--- START ---

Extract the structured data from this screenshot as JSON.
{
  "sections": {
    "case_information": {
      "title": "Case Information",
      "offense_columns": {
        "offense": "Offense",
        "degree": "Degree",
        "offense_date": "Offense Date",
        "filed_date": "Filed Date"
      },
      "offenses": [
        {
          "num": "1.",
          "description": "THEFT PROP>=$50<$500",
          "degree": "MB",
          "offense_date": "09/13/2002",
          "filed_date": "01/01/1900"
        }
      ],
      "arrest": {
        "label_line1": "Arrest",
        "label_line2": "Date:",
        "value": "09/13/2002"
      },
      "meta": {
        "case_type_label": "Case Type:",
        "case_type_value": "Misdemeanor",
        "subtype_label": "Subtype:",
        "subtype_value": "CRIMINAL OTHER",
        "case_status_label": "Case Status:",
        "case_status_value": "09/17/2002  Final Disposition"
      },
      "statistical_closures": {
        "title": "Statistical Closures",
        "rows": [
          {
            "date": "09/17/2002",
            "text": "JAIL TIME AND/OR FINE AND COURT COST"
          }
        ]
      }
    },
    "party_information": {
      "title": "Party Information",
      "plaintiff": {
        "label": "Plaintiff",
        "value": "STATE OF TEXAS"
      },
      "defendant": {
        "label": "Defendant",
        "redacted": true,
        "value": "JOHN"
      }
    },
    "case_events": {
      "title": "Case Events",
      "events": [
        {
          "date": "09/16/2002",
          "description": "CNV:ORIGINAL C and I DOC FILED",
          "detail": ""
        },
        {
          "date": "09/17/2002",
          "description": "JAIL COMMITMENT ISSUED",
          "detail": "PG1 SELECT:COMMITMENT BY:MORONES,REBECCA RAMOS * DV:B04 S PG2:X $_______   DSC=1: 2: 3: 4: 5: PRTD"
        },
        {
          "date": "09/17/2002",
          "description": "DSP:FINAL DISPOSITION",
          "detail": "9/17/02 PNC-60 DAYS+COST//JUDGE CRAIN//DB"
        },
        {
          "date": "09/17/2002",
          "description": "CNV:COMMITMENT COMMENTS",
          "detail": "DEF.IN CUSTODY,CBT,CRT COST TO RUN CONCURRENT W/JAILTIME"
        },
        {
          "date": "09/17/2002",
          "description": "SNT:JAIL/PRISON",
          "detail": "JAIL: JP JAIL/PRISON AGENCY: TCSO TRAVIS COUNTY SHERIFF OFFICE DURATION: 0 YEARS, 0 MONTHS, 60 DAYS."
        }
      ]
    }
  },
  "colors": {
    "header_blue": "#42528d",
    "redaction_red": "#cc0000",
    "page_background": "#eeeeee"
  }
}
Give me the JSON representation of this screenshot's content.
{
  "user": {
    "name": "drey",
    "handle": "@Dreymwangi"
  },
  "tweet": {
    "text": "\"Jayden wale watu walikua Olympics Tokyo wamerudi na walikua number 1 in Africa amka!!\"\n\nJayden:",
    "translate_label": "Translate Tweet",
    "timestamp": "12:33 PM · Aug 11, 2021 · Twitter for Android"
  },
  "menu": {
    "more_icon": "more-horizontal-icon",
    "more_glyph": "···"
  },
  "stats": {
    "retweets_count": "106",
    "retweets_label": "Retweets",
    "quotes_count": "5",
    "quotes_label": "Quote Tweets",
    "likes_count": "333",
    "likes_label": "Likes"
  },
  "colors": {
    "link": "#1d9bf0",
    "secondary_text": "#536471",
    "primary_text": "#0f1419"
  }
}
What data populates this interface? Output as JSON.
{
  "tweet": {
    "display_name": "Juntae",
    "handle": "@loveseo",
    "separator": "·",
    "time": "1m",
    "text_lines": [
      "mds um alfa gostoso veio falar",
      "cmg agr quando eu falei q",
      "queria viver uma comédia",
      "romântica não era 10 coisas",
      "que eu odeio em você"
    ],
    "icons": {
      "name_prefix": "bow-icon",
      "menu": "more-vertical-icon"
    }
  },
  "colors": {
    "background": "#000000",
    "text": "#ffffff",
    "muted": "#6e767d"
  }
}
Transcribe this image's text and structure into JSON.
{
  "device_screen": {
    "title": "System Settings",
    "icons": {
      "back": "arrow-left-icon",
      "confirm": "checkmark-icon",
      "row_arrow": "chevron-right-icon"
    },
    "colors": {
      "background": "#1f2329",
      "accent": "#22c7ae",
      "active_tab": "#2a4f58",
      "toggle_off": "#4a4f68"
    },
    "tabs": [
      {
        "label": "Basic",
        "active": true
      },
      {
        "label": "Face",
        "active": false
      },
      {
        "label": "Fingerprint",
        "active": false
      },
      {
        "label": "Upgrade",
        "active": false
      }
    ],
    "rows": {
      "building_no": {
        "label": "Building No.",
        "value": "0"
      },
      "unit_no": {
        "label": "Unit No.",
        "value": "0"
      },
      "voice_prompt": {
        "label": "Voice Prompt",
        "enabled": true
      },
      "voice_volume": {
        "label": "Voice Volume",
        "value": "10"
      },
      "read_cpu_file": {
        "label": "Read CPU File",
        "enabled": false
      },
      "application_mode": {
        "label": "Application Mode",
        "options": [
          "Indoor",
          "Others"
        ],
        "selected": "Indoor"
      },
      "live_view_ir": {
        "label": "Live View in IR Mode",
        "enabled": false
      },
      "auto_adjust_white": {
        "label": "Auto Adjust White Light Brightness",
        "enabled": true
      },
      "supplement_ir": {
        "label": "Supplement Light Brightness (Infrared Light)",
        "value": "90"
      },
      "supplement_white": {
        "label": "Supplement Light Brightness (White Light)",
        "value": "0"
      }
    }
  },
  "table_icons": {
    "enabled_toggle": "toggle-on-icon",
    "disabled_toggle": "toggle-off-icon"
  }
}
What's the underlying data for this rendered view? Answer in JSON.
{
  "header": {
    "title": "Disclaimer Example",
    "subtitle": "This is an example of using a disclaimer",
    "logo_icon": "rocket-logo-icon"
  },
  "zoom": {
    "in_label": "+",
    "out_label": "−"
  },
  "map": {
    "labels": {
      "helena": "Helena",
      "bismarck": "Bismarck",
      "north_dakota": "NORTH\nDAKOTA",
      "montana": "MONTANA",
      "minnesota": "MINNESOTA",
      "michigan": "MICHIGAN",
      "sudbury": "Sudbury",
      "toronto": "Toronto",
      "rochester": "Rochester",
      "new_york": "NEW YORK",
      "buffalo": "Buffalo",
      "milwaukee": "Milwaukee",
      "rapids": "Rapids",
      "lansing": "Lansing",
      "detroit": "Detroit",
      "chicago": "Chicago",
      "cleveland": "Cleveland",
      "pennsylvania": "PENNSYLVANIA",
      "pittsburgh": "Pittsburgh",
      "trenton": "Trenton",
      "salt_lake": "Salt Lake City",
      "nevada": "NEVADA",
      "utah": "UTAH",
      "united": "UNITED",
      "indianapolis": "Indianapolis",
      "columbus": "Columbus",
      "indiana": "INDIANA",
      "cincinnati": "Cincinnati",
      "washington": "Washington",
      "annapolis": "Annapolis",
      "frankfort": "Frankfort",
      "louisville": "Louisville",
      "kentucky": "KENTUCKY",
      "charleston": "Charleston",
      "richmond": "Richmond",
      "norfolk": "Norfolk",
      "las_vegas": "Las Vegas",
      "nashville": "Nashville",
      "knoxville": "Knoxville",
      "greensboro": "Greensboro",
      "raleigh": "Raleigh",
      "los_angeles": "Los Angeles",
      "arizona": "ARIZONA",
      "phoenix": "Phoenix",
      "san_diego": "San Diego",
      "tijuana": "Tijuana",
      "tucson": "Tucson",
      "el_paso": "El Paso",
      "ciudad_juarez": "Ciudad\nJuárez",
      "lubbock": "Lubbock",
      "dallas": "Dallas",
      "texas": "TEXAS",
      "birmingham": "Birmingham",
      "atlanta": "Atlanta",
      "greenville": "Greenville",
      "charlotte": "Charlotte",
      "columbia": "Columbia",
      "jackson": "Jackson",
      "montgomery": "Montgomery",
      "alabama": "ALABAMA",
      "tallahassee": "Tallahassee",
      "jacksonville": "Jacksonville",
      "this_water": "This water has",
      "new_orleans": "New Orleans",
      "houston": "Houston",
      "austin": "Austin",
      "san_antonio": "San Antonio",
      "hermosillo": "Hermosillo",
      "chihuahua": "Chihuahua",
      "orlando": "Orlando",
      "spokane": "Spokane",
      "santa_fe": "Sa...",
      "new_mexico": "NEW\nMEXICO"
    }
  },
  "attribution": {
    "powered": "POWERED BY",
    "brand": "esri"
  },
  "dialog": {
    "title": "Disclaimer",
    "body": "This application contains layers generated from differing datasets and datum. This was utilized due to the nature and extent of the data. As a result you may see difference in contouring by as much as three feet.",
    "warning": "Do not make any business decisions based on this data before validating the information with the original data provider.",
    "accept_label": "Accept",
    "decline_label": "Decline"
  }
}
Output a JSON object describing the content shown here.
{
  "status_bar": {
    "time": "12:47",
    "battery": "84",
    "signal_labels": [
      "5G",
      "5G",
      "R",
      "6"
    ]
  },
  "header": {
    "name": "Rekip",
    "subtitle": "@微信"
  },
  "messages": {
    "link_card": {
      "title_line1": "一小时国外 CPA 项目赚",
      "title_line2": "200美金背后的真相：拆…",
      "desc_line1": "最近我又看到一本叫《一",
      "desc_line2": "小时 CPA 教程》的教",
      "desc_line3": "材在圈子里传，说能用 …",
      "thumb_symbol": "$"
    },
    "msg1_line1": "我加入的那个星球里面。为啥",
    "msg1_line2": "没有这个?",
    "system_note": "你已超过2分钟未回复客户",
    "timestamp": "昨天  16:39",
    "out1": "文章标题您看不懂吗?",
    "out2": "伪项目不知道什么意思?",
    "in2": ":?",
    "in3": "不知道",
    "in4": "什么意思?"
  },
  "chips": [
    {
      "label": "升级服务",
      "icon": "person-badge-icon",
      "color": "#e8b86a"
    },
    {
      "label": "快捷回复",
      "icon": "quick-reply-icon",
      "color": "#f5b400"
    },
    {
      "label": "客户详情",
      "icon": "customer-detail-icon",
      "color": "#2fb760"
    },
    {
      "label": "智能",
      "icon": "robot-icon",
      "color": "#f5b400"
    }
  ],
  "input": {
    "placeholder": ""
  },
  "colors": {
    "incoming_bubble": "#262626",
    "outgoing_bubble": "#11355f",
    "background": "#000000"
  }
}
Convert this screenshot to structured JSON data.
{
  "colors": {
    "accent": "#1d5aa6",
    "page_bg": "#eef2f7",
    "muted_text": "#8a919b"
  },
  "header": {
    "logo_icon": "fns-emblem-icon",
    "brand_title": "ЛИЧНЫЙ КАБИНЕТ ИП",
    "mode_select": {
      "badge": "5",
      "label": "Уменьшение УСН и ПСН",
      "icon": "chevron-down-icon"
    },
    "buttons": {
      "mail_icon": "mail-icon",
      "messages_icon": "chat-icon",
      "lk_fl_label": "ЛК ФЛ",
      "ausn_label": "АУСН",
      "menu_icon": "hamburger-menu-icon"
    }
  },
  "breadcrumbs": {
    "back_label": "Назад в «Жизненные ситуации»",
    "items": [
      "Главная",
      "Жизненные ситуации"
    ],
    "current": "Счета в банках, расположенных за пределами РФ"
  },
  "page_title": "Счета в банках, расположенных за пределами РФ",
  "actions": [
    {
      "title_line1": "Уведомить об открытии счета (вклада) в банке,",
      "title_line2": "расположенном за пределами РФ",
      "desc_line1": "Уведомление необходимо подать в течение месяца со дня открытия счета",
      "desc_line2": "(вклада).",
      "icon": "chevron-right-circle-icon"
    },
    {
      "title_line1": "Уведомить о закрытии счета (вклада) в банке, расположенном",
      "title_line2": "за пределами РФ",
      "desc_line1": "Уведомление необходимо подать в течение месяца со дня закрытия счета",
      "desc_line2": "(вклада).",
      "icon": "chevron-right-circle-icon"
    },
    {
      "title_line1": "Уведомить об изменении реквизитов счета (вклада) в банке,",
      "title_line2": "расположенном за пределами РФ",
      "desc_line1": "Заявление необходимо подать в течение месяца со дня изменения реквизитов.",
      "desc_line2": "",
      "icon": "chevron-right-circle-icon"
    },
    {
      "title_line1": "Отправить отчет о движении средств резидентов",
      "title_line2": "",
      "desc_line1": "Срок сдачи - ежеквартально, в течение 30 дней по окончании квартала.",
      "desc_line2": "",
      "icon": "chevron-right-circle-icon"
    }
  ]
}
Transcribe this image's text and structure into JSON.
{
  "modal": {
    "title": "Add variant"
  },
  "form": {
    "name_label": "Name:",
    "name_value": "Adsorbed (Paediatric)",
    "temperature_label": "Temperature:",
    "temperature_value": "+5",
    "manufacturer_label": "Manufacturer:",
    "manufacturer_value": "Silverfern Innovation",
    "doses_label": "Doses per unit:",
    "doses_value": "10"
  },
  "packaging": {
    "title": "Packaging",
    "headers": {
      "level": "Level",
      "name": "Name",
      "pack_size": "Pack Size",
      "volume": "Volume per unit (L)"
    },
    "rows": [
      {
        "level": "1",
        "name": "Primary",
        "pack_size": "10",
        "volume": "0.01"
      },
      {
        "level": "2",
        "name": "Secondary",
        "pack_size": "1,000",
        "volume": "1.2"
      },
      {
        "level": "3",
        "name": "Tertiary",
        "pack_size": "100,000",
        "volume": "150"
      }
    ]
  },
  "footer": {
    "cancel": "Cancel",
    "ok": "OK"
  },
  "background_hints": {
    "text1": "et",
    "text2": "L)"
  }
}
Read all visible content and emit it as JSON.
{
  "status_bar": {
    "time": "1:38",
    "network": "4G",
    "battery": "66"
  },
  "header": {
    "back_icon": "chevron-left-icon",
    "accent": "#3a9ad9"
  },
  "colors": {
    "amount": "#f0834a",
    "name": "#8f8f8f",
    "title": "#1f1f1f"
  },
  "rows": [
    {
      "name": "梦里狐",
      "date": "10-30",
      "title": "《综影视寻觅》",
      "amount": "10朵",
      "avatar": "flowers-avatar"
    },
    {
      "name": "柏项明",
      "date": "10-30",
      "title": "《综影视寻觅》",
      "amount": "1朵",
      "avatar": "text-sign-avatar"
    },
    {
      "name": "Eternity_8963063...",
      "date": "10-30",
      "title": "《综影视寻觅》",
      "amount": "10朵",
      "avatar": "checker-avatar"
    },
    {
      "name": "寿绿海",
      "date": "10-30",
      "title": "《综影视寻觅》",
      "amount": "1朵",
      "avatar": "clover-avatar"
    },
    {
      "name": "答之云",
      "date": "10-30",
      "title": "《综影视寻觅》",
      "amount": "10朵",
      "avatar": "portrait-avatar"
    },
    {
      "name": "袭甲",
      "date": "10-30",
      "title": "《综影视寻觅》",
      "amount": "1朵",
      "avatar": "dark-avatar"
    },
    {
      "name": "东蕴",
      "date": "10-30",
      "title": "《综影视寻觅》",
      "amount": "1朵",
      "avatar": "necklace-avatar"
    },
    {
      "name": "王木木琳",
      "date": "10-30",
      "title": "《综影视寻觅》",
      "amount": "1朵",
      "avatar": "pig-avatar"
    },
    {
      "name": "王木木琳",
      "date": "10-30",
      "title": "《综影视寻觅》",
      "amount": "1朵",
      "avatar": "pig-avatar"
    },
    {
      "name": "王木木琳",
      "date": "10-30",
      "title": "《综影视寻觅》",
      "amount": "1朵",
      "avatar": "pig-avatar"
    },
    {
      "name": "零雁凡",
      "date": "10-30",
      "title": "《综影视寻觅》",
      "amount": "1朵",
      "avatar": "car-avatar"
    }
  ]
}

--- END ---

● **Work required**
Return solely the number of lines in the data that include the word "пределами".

● **Result below**
5